Is there such a thing as a finale that’s never complete? I think there is. It comes when a relationship is broken or wrecked or terminated, but the person does not die or perhaps the person physically moves and there remains a place-setting in one’s mind’s eye. It comes when break-ups happen, yet when the circle of friends, church family or workplace remains the same. It comes when families split up and divorce happens. Though custody and memories are an ever-reminding links. It comes when a person seeks help, receives help, then wants help again, but the help is not available as it was before. I will attempt to address this grief journey by citing examples of when “grieving while living” works. Without grief, one may miss the opportunities that may surface years down the road while one gets stuck focusing on the disconnection, separation or loss.
First, grief is attached to loss. It is natural. In general, losses are identified in categories. There is a completion part, such as death. Loss happens while people live. Such things as dating breakup, divorce, coworkers who change jobs or retire or neighborhood friends who move away. Grief exists in these times and countless more. Grief can be in varying degrees. The ways of grieving do include the simple disappointment that can be easily skipped over–especially when the importance of the experience is cheapened by other people. Yesterday is where the past starts. Negative emotions can bubble up because of everything that happened yesterday can also be considered grief.
Second, what does this grief feel like when it surfaces? It can be as light as a poke or a piercing jab or a nudge. However it surfaces it is a notification that something has changed. Grief can be identified as the emotional down turn. I’ve experienced grief in the slightest measure when routines change. I remember walking to school and always looking for the other neighborhood kids who often walked to school too. Sometimes the timing was just right and we would gather as a group. Many more times I walked alone. Grief is a silent internal notice that a contact should have or might have been made, but did not. The disconnection represents something missing that used to be and no longer is.

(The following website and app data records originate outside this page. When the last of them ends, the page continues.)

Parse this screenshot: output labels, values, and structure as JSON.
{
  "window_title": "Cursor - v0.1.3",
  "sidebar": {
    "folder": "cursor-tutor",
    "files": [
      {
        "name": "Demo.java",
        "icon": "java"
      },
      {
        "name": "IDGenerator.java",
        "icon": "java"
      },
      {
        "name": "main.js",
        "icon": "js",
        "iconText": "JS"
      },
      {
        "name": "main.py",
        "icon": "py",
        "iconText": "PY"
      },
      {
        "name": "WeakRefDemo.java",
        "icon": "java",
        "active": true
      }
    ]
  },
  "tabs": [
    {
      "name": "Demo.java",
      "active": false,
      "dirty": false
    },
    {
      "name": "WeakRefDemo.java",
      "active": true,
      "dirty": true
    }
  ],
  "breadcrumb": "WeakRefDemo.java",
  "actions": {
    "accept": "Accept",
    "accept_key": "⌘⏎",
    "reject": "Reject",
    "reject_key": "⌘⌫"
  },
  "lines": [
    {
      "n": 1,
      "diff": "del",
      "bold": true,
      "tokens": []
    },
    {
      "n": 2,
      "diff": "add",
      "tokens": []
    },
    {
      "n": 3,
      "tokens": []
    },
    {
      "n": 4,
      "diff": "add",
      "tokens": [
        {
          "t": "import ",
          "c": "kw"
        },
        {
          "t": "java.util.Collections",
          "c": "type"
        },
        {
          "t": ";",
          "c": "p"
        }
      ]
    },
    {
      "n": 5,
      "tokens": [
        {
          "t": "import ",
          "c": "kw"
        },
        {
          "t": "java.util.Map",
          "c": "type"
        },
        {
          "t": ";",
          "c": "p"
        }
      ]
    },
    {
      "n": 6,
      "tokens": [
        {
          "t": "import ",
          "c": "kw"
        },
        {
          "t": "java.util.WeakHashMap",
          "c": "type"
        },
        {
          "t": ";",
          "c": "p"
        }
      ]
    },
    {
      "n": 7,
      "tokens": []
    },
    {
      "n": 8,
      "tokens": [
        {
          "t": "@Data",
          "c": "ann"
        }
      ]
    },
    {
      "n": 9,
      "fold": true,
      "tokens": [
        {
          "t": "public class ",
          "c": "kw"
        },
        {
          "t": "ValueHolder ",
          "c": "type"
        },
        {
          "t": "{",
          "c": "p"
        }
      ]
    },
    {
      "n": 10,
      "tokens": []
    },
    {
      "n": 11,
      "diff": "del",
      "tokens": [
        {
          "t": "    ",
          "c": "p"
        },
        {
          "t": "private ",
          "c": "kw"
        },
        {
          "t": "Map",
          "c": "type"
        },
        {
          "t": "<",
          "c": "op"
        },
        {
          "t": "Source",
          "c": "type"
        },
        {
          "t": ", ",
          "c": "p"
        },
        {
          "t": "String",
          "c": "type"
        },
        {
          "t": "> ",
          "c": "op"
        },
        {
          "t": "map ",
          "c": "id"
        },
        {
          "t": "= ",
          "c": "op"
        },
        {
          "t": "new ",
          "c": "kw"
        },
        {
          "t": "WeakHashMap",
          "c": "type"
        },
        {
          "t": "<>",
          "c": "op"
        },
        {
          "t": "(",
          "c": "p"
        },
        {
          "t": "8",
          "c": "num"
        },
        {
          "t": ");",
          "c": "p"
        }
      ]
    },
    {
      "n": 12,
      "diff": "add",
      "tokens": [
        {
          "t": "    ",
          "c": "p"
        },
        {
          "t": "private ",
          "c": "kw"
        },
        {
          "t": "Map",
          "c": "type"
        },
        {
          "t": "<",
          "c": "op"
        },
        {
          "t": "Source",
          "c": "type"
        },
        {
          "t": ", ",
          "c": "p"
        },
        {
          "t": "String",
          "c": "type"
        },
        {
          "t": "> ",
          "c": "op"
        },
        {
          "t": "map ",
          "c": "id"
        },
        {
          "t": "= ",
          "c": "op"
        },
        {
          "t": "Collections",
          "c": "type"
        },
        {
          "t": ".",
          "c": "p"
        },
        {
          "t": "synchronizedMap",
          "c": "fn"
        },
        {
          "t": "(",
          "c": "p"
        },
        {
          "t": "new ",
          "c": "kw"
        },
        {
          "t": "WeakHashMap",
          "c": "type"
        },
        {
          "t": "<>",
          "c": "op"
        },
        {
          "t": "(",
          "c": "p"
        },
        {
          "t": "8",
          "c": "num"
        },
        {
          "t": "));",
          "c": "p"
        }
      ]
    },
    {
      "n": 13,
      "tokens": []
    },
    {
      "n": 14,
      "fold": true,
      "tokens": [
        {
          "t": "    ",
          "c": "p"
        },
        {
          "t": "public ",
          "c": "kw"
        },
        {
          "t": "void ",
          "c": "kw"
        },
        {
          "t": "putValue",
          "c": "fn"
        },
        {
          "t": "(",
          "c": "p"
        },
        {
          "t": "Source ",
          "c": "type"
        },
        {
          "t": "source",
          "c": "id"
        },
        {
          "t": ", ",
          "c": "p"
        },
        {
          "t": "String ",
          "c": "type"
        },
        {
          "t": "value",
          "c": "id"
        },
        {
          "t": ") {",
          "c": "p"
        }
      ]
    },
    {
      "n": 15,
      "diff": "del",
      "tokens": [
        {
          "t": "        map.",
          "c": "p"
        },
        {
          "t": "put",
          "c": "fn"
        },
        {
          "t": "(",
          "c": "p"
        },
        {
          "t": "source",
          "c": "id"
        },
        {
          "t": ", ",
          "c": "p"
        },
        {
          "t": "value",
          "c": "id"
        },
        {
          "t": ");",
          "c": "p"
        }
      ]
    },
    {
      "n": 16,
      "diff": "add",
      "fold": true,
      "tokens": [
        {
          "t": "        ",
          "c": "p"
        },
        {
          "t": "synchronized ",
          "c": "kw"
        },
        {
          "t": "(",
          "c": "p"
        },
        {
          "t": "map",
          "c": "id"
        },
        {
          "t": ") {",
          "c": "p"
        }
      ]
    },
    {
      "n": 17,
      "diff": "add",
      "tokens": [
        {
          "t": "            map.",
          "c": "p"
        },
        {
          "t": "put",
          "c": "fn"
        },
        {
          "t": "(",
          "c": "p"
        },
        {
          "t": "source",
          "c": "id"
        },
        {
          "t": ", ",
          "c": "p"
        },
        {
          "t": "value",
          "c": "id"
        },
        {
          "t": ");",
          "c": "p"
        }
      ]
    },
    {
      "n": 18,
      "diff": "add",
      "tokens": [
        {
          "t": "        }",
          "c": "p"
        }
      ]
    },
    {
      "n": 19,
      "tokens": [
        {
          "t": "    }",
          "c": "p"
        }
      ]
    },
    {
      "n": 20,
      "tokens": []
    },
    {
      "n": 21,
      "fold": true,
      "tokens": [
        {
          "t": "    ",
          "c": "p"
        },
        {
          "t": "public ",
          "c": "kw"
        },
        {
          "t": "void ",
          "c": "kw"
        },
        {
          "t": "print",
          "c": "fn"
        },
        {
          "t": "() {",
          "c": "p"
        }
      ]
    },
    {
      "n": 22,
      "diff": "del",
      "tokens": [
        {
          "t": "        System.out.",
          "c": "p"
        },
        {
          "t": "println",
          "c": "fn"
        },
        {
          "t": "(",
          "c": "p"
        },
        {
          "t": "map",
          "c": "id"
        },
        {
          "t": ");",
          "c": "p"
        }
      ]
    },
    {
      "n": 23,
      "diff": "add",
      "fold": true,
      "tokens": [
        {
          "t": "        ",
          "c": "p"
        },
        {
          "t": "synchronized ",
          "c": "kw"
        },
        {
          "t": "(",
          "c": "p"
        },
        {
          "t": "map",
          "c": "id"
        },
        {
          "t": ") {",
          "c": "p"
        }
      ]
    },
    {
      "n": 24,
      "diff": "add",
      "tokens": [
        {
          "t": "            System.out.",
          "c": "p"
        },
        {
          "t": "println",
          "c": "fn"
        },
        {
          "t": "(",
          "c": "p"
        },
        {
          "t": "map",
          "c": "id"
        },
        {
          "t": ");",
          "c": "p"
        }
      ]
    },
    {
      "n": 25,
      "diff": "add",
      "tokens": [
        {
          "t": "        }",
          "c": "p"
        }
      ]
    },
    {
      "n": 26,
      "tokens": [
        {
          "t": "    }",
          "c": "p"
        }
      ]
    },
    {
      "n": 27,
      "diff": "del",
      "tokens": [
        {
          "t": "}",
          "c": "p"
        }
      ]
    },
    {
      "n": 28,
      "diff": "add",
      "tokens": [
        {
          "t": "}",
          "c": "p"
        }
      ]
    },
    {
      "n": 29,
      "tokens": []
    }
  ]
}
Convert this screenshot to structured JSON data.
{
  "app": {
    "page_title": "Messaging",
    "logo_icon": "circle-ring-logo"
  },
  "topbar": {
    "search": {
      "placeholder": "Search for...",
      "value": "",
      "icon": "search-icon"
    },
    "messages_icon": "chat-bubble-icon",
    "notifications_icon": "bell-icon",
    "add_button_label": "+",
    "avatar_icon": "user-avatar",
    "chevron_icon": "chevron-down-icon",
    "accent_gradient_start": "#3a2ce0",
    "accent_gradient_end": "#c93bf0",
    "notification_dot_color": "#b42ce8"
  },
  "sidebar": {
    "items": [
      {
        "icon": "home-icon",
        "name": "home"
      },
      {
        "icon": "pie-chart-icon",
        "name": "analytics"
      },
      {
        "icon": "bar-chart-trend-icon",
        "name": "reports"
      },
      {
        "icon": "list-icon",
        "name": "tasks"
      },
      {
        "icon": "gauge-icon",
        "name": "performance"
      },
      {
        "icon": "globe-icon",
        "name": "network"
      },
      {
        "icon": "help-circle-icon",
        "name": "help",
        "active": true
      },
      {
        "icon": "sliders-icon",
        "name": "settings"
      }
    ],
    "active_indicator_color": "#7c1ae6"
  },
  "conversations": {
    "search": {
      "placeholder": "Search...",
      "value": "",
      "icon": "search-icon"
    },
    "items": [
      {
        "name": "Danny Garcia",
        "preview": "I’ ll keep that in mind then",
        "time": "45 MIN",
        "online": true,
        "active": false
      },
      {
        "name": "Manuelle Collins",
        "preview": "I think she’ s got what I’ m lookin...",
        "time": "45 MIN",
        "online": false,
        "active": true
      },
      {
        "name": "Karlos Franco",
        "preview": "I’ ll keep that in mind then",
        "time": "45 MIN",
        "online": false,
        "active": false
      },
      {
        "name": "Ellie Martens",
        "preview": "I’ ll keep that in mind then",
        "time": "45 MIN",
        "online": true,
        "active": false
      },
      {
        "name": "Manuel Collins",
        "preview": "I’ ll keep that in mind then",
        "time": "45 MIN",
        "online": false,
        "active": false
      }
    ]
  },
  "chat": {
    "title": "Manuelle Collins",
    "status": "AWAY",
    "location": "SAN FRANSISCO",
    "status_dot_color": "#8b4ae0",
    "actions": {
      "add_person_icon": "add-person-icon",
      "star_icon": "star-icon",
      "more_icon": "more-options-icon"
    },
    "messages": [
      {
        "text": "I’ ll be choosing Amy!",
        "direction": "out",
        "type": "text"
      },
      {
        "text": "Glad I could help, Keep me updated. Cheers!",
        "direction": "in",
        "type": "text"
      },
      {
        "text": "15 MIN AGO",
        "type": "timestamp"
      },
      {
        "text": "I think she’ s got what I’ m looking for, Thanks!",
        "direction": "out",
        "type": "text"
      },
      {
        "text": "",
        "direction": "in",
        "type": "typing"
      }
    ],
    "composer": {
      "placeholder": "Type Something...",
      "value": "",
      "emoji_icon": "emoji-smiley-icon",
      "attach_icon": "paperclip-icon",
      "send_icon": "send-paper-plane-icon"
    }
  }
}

Third, there are nudges that come up in memories of both good times and bad. There have been times when I want to call someone from the past to say “remember when…” and because of that, this happened. Years later, after a point of separation, there come moments where circumstances arise that make me feel that an event or information or knowledge would be so appropriate to share. I don’t. Sometimes I can’t because the last time we met the guillotine dropped on the relationship. Or specific questions surface in my head like “who am I to interfere into someone else’s life?”
Grief lingers. It has a way of revealing itself with unreal assurance that if only another brief dialogue could occur, both lives would be better for it. This complicates the grief because generally due to pre-existing conditions, the likelihood of this ever happening is slim to none. A peculiar adage that is often repeated – “time heals all wounds” – is a great lie. Time does not do that. Time can change the pain. Time can add or subtract from pain based on circumstances. Time can prolong the pain because the loss builds a void. There emptiness is stored. With this formation, pain collects pretended, unrealistic fiction. Space held in magical thinking, make-believe and mystical imagination gets fortified over time. In this phenomenal void, irritation grows toward an infection level and weapons continue to be sharpened. Losses can be pictured as wounds that heal with painful scars. Sometimes I like to tug at my scars in order to loosen the tissue and replay the memory. Sometimes I re-examine what may have been impossible at the time with the idea that what seemed to be impossible has grown to be possible. I want to believe that wisdom is grown in failures, mistakes and bad behavior. I want to believe I often miss the opportunity that is available in the original consideration, evaluation, and examination. How do you give credit where credit is due if the one who merits it has unlinked?
Grief continues. It shows up and settles back down. Each time grief surfaces, whether in the good times or bad, please greet it. It wants time and space. Grief softens overtime, but I encourage you to never believe it just vanishes. Grief moves us and can intensely motivate us. Believe it! If you choose to pull at your scars and test the possibility of reconnection, be careful. Expect nothing in your attempts to connect. Your outreach may hit a bruise or a hurt of the other person that you do not know is there. But if you are up for the challenge to make an attempt to contact, you can be sure that the outcome of this type of grieving will result in a deeper understanding of yourself. There is rationale for running into a closed door. There may be phenomenal considerations in making the connection attempts with the understanding that no external outcome may result.
Grief waits. Grief does not disappear. Grief complicates. Grief fogs up our perspectives. Grief can sidetrack our paths. Grief begs for attention, time and space. Grief teaches things that could never be learned without the pain that even the simplest loss generates. Take care in your explorations.
“What is essential does not die but clarifies.” Thornton Wilder